━━ Extracted entries ━━

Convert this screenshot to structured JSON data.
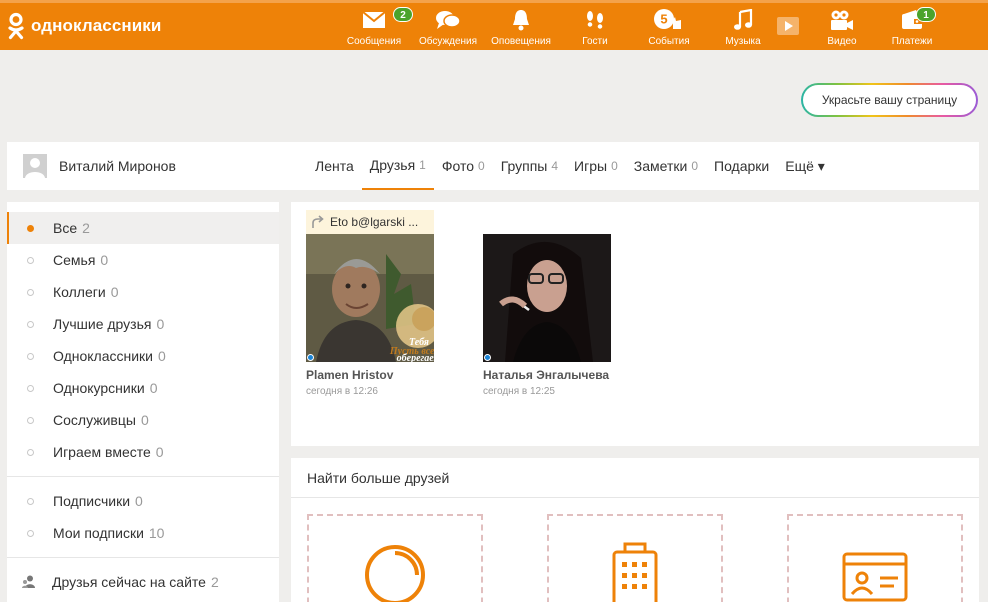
{
  "colors": {
    "brand": "#ee8208",
    "online": "#1b84d6",
    "badge": "#4ba32c"
  },
  "header": {
    "logo_text": "одноклассники",
    "nav": [
      {
        "label": "Сообщения",
        "icon": "envelope-icon",
        "badge": "2"
      },
      {
        "label": "Обсуждения",
        "icon": "chat-bubbles-icon"
      },
      {
        "label": "Оповещения",
        "icon": "bell-icon"
      },
      {
        "label": "Гости",
        "icon": "footprints-icon"
      },
      {
        "label": "События",
        "icon": "events-icon",
        "badge_inline": "5"
      },
      {
        "label": "Музыка",
        "icon": "music-note-icon"
      },
      {
        "label": "",
        "icon": "play-icon"
      },
      {
        "label": "Видео",
        "icon": "video-camera-icon"
      },
      {
        "label": "Платежи",
        "icon": "wallet-icon",
        "badge": "1"
      }
    ]
  },
  "decorate_button": "Украсьте вашу страницу",
  "profile": {
    "name": "Виталий Миронов",
    "tabs": [
      {
        "label": "Лента",
        "count": ""
      },
      {
        "label": "Друзья",
        "count": "1"
      },
      {
        "label": "Фото",
        "count": "0"
      },
      {
        "label": "Группы",
        "count": "4"
      },
      {
        "label": "Игры",
        "count": "0"
      },
      {
        "label": "Заметки",
        "count": "0"
      },
      {
        "label": "Подарки",
        "count": ""
      },
      {
        "label": "Ещё ▾",
        "count": ""
      }
    ]
  },
  "sidebar": {
    "groups": [
      {
        "label": "Все",
        "count": "2"
      },
      {
        "label": "Семья",
        "count": "0"
      },
      {
        "label": "Коллеги",
        "count": "0"
      },
      {
        "label": "Лучшие друзья",
        "count": "0"
      },
      {
        "label": "Одноклассники",
        "count": "0"
      },
      {
        "label": "Однокурсники",
        "count": "0"
      },
      {
        "label": "Сослуживцы",
        "count": "0"
      },
      {
        "label": "Играем вместе",
        "count": "0"
      }
    ],
    "subs": [
      {
        "label": "Подписчики",
        "count": "0"
      },
      {
        "label": "Мои подписки",
        "count": "10"
      }
    ],
    "online": {
      "label": "Друзья сейчас на сайте",
      "count": "2"
    }
  },
  "friends": [
    {
      "name": "Plamen Hristov",
      "time": "сегодня в 12:26",
      "share": "Eto b@lgarski ...",
      "overlay": [
        "Пусть всегда",
        "Тебя",
        "оберегает"
      ]
    },
    {
      "name": "Наталья Энгалычева",
      "time": "сегодня в 12:25"
    }
  ],
  "find": {
    "title": "Найти больше друзей"
  }
}
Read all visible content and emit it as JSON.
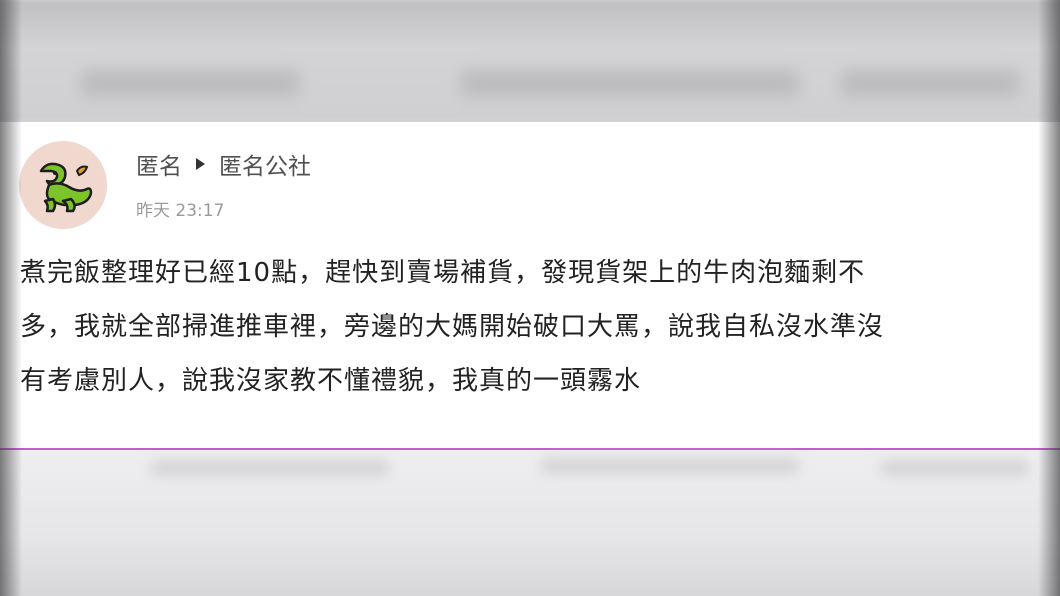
{
  "post": {
    "author": "匿名",
    "board": "匿名公社",
    "timestamp": "昨天 23:17",
    "lines": [
      "煮完飯整理好已經10點，趕快到賣場補貨，發現貨架上的牛肉泡麵剩不",
      "多，我就全部掃進推車裡，旁邊的大媽開始破口大罵，說我自私沒水準沒",
      "有考慮別人，說我沒家教不懂禮貌，我真的一頭霧水"
    ]
  },
  "avatar": {
    "icon": "dragon-icon",
    "bg_color": "#f0d8cf",
    "icon_color": "#7dc42a"
  },
  "colors": {
    "divider": "#c45bd0",
    "text": "#222222",
    "meta": "#505050",
    "timestamp": "#9a9a9a"
  }
}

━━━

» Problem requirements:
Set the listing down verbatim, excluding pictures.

» Solution for this problem:
Convert this screenshot to structured JSON data.
{
  "colors": {
    "brand": "#ee8208",
    "online": "#1b84d6",
    "badge": "#4ba32c"
  },
  "header": {
    "logo_text": "одноклассники",
    "nav": [
      {
        "label": "Сообщения",
        "icon": "envelope-icon",
        "badge": "2"
      },
      {
        "label": "Обсуждения",
        "icon": "chat-bubbles-icon"
      },
      {
        "label": "Оповещения",
        "icon": "bell-icon"
      },
      {
        "label": "Гости",
        "icon": "footprints-icon"
      },
      {
        "label": "События",
        "icon": "events-icon",
        "badge_inline": "5"
      },
      {
        "label": "Музыка",
        "icon": "music-note-icon"
      },
      {
        "label": "",
        "icon": "play-icon"
      },
      {
        "label": "Видео",
        "icon": "video-camera-icon"
      },
      {
        "label": "Платежи",
        "icon": "wallet-icon",
        "badge": "1"
      }
    ]
  },
  "decorate_button": "Украсьте вашу страницу",
  "profile": {
    "name": "Виталий Миронов",
    "tabs": [
      {
        "label": "Лента",
        "count": ""
      },
      {
        "label": "Друзья",
        "count": "1"
      },
      {
        "label": "Фото",
        "count": "0"
      },
      {
        "label": "Группы",
        "count": "4"
      },
      {
        "label": "Игры",
        "count": "0"
      },
      {
        "label": "Заметки",
        "count": "0"
      },
      {
        "label": "Подарки",
        "count": ""
      },
      {
        "label": "Ещё ▾",
        "count": ""
      }
    ]
  },
  "sidebar": {
    "groups": [
      {
        "label": "Все",
        "count": "2"
      },
      {
        "label": "Семья",
        "count": "0"
      },
      {
        "label": "Коллеги",
        "count": "0"
      },
      {
        "label": "Лучшие друзья",
        "count": "0"
      },
      {
        "label": "Одноклассники",
        "count": "0"
      },
      {
        "label": "Однокурсники",
        "count": "0"
      },
      {
        "label": "Сослуживцы",
        "count": "0"
      },
      {
        "label": "Играем вместе",
        "count": "0"
      }
    ],
    "subs": [
      {
        "label": "Подписчики",
        "count": "0"
      },
      {
        "label": "Мои подписки",
        "count": "10"
      }
    ],
    "online": {
      "label": "Друзья сейчас на сайте",
      "count": "2"
    }
  },
  "friends": [
    {
      "name": "Plamen Hristov",
      "time": "сегодня в 12:26",
      "share": "Eto b@lgarski ...",
      "overlay": [
        "Пусть всегда",
        "Тебя",
        "оберегает"
      ]
    },
    {
      "name": "Наталья Энгалычева",
      "time": "сегодня в 12:25"
    }
  ],
  "find": {
    "title": "Найти больше друзей"
  }
}
Read all visible content and emit it as JSON.
{
  "post": {
    "author": "匿名",
    "board": "匿名公社",
    "timestamp": "昨天 23:17",
    "lines": [
      "煮完飯整理好已經10點，趕快到賣場補貨，發現貨架上的牛肉泡麵剩不",
      "多，我就全部掃進推車裡，旁邊的大媽開始破口大罵，說我自私沒水準沒",
      "有考慮別人，說我沒家教不懂禮貌，我真的一頭霧水"
    ]
  },
  "avatar": {
    "icon": "dragon-icon",
    "bg_color": "#f0d8cf",
    "icon_color": "#7dc42a"
  },
  "colors": {
    "divider": "#c45bd0",
    "text": "#222222",
    "meta": "#505050",
    "timestamp": "#9a9a9a"
  }
}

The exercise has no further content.